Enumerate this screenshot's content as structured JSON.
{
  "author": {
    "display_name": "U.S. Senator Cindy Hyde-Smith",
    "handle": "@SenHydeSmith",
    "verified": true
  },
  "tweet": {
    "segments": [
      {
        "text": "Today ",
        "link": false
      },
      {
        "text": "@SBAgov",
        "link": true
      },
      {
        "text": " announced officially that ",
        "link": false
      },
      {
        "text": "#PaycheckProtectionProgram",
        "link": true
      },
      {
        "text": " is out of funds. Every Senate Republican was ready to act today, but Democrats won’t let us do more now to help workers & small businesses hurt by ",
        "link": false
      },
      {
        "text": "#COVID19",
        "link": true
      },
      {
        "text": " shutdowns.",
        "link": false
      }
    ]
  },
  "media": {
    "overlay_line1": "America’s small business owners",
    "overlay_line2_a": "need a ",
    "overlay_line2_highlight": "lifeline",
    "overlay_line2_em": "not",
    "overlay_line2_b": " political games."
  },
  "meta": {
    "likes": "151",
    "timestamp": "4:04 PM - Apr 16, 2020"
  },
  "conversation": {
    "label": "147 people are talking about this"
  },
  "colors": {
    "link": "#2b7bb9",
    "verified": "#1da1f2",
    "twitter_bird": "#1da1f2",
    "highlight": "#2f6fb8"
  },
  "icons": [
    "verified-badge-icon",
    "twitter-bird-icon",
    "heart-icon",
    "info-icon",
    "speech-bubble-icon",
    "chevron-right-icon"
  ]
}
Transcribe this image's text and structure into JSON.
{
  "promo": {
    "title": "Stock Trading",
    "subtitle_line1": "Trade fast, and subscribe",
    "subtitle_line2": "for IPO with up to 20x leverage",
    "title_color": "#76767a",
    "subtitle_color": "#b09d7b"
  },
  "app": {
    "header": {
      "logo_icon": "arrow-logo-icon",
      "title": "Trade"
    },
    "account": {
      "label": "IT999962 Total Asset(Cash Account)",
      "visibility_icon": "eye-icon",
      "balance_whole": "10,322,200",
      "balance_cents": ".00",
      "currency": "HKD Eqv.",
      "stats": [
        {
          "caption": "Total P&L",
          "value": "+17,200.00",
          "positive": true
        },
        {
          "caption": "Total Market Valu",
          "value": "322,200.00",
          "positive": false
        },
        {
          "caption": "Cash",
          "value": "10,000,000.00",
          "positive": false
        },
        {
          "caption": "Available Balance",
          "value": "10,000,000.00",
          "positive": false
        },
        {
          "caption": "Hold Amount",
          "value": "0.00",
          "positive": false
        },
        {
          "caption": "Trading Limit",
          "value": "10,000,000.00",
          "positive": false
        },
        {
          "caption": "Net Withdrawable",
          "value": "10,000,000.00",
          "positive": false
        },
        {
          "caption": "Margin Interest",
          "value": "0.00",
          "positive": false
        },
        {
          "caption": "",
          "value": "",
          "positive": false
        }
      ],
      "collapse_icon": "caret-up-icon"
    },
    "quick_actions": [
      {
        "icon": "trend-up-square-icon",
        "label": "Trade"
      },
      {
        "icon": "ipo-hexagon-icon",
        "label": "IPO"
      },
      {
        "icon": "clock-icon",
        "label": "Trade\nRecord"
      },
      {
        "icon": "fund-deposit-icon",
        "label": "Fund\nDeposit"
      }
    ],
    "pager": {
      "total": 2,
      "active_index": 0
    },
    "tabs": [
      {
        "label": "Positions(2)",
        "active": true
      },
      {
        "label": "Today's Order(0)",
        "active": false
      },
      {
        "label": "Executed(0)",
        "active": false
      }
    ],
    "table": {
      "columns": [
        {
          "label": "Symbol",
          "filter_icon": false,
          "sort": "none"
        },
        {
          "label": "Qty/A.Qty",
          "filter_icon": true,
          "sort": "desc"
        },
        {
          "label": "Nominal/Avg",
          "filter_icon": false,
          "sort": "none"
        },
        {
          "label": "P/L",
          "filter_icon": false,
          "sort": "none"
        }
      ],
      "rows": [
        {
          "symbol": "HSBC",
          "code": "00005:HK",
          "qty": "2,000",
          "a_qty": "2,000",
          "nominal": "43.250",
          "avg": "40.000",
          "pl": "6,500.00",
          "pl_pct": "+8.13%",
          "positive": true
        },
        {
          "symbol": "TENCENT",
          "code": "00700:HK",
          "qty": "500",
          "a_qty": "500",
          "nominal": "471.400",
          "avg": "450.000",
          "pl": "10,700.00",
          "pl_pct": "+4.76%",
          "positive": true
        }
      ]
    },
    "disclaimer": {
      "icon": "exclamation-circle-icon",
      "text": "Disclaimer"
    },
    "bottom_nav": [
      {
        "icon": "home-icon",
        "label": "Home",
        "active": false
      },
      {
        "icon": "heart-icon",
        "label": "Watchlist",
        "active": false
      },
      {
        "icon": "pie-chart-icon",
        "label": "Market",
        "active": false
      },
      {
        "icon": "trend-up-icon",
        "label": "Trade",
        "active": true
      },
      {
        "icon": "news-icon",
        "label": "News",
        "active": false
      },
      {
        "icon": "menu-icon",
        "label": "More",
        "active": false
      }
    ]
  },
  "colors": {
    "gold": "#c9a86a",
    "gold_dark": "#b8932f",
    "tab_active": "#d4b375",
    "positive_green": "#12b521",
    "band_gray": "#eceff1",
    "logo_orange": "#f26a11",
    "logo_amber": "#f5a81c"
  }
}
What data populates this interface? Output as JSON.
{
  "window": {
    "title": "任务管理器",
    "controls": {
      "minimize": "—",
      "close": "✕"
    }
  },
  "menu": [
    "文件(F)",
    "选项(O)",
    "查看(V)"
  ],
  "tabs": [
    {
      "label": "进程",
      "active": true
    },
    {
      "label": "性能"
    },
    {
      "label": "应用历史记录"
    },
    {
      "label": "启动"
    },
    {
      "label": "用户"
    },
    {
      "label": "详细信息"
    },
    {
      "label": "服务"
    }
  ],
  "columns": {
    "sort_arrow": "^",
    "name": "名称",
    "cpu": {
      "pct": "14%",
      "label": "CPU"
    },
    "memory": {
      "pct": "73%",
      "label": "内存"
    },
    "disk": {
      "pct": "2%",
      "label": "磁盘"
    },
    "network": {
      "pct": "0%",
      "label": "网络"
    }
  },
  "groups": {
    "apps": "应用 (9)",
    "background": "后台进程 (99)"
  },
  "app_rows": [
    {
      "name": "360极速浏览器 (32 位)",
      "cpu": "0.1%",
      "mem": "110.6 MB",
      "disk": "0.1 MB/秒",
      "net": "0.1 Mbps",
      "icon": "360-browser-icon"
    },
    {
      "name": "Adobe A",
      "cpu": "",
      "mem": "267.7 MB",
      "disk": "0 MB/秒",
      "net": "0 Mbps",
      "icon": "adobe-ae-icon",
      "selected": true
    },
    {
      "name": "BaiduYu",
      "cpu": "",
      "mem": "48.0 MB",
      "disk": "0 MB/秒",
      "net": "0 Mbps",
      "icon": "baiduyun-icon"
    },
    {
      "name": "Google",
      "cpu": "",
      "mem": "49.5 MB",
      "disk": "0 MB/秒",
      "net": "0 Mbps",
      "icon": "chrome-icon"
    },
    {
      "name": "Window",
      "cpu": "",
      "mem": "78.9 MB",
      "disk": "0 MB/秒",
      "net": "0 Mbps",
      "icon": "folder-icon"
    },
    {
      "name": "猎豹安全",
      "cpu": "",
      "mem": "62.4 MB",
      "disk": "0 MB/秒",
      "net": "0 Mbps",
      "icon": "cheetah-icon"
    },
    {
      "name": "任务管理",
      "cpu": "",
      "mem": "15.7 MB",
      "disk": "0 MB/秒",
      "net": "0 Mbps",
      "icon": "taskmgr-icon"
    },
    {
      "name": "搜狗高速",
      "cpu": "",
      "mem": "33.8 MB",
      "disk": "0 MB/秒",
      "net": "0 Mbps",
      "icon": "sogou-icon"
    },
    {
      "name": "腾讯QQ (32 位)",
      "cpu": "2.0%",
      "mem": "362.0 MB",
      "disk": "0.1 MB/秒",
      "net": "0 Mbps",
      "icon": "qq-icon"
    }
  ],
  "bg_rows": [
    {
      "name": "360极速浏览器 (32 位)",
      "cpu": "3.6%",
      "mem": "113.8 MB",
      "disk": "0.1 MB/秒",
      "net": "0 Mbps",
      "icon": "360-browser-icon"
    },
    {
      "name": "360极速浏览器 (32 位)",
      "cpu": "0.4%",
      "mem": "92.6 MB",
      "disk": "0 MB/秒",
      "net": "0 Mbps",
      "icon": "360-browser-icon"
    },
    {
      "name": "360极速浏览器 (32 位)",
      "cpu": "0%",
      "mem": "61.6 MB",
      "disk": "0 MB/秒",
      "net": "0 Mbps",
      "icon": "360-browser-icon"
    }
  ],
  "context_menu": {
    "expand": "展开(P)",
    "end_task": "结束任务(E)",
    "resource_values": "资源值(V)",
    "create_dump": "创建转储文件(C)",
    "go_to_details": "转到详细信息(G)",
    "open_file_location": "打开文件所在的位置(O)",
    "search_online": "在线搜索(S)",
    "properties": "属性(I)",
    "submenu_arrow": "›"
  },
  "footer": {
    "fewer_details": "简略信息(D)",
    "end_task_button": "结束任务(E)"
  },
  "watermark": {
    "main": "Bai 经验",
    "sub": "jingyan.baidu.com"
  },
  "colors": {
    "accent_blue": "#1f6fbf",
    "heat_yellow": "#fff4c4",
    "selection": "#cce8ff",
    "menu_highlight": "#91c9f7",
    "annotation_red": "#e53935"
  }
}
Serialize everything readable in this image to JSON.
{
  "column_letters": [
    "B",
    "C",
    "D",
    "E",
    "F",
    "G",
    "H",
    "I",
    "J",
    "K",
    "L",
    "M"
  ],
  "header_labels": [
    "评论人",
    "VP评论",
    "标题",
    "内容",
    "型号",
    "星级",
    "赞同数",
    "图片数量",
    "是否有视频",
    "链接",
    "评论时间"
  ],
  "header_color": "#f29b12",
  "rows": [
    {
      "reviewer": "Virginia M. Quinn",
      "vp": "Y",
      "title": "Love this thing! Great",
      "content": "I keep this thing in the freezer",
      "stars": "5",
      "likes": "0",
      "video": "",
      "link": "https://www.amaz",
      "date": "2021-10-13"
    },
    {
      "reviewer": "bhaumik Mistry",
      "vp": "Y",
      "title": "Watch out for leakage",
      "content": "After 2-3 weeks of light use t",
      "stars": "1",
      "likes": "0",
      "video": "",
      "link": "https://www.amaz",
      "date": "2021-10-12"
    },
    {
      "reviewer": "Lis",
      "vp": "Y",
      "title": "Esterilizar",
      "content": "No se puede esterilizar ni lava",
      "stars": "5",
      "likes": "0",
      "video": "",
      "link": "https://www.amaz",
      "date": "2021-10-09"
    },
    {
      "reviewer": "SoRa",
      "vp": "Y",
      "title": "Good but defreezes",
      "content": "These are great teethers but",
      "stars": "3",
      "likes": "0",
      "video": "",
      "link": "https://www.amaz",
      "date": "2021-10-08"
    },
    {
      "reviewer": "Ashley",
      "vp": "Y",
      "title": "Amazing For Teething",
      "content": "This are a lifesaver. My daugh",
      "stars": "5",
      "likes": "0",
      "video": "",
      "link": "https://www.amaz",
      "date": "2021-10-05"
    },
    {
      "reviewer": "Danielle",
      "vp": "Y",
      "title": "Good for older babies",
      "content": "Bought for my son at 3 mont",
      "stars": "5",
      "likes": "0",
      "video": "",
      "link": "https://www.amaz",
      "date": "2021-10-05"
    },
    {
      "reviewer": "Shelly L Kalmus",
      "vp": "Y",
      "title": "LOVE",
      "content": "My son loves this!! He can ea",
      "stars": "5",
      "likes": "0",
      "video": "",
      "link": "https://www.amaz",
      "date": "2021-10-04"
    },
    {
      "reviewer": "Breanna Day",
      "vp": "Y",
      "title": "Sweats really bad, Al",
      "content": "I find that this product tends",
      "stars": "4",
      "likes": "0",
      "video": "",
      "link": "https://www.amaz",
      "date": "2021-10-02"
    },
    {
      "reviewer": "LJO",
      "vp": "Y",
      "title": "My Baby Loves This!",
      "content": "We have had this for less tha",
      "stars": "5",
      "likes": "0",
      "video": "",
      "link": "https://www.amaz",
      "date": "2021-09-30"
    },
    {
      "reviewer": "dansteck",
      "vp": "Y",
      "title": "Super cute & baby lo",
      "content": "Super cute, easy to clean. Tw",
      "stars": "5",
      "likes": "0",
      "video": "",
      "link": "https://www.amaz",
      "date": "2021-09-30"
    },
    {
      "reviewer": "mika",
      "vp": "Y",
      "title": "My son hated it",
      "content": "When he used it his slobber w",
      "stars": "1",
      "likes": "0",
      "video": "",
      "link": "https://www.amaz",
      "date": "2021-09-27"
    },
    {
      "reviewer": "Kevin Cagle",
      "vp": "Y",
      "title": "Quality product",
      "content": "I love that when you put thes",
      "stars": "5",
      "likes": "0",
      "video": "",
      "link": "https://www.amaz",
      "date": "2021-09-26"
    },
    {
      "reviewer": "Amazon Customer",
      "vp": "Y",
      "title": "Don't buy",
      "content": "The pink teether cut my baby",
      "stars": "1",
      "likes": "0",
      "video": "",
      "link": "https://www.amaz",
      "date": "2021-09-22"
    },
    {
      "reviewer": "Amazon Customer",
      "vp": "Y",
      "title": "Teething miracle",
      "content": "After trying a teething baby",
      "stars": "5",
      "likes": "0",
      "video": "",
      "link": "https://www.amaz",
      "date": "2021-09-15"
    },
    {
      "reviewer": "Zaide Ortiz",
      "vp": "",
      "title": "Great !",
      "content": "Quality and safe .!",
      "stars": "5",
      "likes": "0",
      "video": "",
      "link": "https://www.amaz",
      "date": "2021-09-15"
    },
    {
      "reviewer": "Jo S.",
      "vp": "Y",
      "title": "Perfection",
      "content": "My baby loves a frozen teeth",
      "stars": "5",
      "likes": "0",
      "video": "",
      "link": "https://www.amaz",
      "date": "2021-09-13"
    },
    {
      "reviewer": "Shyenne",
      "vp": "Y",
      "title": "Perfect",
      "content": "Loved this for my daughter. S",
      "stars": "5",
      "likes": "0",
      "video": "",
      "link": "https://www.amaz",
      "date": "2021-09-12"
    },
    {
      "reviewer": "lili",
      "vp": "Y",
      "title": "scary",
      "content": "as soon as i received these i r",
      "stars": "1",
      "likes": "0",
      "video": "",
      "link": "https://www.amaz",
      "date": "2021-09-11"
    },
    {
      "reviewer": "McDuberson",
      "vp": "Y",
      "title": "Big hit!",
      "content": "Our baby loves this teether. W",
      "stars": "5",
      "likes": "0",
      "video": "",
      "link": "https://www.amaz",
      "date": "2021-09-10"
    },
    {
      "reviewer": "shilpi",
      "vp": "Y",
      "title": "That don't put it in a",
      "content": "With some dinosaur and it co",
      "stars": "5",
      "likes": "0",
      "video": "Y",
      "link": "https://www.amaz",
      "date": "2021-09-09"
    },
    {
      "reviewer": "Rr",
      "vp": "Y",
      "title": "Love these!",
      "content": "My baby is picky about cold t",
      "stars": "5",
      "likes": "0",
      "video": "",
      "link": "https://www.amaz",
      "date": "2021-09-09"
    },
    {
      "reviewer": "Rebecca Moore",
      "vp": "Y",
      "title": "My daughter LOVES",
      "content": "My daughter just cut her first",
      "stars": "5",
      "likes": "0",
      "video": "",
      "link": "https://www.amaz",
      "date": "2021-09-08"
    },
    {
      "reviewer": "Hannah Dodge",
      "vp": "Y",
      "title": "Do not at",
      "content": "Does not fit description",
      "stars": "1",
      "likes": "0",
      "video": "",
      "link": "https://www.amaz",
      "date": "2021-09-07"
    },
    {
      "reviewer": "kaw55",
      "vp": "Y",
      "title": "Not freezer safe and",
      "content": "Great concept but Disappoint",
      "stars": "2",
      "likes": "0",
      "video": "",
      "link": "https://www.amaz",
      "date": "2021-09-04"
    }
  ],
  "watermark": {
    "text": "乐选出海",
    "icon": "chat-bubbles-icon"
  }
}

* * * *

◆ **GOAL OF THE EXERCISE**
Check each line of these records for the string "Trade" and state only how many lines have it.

◆ **SOLUTION TO THE PROBLEM**
5